MISS

Ancona, Italy. I stayed there as a young and naive backpacker in 2004. From all accounts, it hasn't changed much. Ancona is situated on Italy's Adriatic coast and is a conduit to desirable Croatia on the other side of the sea.

After walking around the town (admittedly exhausted after weeks of parties and little sleep), I established this was a great opportunity to get some washing done. That's one thing I'd say about Ancona ... the laundromat was bang on. After dozing through a wash and dry cycle I headed back to my humble digs, where I was forced to spend a sweaty night before boarding the all-day ferry to Split.

The highlight was sharing a pizza with a jolly Irishman who was besotted with Pope John Paul II, and who enjoyed toying with me as to who was the most desirable member of The Corrs. All I could come up with was it wasn't Jim.

My suggestion to travellers is to time your run. Arrive in Ancona in the morning and then straight onto the boat.

Kent Johns.
Kent Johns.

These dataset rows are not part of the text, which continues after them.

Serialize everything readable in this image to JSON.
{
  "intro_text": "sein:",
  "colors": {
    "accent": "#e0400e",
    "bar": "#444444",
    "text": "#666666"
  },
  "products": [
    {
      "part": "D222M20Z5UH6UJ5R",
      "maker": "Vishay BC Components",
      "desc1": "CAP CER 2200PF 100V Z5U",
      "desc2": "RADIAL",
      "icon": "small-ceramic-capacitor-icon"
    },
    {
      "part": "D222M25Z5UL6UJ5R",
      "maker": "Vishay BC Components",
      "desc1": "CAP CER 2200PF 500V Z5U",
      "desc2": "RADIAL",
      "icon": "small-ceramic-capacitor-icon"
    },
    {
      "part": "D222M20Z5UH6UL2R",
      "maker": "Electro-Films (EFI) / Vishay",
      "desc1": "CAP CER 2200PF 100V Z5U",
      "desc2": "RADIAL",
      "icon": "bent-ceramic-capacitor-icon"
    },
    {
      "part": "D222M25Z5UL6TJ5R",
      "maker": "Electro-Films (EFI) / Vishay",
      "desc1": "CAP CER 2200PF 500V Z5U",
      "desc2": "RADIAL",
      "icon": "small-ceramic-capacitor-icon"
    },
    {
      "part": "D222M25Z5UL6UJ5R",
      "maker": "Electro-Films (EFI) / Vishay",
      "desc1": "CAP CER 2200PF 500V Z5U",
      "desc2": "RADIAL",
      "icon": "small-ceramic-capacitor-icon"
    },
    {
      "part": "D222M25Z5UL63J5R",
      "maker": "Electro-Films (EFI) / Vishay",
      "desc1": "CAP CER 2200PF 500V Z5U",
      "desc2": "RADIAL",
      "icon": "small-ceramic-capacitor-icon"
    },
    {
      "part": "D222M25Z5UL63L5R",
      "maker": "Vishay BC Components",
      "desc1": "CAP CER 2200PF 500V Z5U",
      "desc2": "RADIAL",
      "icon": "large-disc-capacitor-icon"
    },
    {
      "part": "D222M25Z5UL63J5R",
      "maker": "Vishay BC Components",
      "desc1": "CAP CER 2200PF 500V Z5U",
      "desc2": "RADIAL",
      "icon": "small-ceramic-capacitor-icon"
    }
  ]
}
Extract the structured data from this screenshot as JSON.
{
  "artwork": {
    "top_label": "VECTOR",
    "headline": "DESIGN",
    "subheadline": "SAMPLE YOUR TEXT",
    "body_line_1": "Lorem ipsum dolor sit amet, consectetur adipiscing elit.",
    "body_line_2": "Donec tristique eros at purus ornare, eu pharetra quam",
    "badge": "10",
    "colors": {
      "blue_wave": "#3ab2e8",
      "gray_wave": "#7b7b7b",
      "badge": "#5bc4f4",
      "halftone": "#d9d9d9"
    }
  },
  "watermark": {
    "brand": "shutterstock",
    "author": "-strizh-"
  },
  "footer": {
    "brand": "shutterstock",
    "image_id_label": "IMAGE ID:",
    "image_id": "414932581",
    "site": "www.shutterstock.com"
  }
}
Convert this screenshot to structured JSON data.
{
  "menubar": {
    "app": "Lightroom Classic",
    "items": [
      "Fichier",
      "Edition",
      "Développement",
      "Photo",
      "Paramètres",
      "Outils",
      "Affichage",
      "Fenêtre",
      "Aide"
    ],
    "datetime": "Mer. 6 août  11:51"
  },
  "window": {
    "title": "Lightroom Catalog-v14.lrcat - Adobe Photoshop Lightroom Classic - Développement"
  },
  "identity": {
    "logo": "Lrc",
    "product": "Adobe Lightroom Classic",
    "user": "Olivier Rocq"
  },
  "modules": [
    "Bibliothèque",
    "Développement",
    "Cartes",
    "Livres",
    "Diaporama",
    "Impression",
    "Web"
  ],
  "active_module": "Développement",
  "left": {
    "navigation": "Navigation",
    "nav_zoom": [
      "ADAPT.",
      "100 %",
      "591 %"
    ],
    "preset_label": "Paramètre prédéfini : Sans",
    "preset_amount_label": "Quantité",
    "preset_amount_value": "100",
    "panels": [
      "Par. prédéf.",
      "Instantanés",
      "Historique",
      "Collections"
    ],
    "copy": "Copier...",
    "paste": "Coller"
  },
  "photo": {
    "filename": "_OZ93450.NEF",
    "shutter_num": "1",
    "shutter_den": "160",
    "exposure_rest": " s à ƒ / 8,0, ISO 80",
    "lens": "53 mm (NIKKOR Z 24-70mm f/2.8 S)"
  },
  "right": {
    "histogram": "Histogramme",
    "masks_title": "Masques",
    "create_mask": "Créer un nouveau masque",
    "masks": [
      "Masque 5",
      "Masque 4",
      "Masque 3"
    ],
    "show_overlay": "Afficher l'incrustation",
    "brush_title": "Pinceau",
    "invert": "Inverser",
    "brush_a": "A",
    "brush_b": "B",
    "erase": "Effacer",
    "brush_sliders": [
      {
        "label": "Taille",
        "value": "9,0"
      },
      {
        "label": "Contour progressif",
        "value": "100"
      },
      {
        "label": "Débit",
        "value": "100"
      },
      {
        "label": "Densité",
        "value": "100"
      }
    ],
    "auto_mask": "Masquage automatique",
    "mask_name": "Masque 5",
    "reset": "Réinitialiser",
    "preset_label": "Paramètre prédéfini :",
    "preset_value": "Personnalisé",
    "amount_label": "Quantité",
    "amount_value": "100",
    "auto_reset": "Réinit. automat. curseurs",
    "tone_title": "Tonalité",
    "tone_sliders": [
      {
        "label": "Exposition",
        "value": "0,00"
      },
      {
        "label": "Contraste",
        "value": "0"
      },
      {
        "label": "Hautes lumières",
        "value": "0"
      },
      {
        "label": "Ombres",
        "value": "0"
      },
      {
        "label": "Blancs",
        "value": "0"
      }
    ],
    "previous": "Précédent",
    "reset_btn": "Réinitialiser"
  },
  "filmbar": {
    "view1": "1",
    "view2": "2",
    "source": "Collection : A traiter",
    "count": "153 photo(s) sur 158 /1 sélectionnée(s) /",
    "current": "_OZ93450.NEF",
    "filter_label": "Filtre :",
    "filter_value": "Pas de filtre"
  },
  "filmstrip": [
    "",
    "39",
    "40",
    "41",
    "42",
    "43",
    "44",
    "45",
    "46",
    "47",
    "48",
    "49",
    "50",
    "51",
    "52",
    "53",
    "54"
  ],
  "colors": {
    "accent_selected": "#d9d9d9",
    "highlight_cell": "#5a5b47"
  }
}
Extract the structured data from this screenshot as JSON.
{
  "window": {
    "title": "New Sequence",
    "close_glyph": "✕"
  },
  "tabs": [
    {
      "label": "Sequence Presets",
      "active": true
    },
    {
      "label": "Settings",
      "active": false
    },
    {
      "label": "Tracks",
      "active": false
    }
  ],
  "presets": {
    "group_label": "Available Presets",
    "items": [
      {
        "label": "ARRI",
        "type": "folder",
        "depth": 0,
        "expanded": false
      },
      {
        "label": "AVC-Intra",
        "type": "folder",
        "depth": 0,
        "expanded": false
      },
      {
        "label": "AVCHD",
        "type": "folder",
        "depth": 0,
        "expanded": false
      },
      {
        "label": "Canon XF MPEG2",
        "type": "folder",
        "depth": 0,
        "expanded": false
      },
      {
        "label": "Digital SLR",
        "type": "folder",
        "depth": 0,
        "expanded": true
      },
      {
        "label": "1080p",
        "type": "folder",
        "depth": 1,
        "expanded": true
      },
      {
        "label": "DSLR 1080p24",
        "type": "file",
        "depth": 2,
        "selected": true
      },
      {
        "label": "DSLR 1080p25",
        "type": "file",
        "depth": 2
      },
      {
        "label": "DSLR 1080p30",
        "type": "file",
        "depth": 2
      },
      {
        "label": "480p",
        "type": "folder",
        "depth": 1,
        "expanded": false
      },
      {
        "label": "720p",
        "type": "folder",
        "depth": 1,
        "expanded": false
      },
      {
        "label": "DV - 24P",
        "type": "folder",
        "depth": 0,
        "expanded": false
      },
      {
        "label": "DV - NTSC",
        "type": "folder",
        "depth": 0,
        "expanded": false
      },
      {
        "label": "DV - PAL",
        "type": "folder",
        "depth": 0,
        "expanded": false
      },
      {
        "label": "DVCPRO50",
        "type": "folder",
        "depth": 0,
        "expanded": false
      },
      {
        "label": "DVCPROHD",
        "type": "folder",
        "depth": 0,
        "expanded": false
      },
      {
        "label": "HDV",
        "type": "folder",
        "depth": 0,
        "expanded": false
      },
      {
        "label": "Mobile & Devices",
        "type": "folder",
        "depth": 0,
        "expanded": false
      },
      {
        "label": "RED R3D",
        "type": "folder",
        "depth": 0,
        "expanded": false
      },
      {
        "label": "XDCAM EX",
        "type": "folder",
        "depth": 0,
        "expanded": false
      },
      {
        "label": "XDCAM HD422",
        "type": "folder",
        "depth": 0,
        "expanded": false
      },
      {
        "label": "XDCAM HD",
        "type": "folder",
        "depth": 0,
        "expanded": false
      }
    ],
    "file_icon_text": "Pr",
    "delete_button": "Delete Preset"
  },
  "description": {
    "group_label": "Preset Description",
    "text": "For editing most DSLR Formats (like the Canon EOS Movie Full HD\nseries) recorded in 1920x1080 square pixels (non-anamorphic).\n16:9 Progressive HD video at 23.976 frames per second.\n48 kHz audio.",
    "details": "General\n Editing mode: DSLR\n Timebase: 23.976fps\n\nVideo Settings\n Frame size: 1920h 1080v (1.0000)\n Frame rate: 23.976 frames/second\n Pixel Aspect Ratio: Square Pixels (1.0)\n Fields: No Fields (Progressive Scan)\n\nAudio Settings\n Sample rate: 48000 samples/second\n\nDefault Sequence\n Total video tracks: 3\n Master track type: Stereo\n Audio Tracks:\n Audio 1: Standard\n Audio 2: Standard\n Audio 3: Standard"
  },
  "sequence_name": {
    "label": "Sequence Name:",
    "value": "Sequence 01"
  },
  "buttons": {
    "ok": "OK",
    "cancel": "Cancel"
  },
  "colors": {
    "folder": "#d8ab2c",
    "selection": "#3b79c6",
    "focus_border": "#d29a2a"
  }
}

Kent Johns hosts Radio Sport Breakfast, with Nathan Rarere and Marc Peard.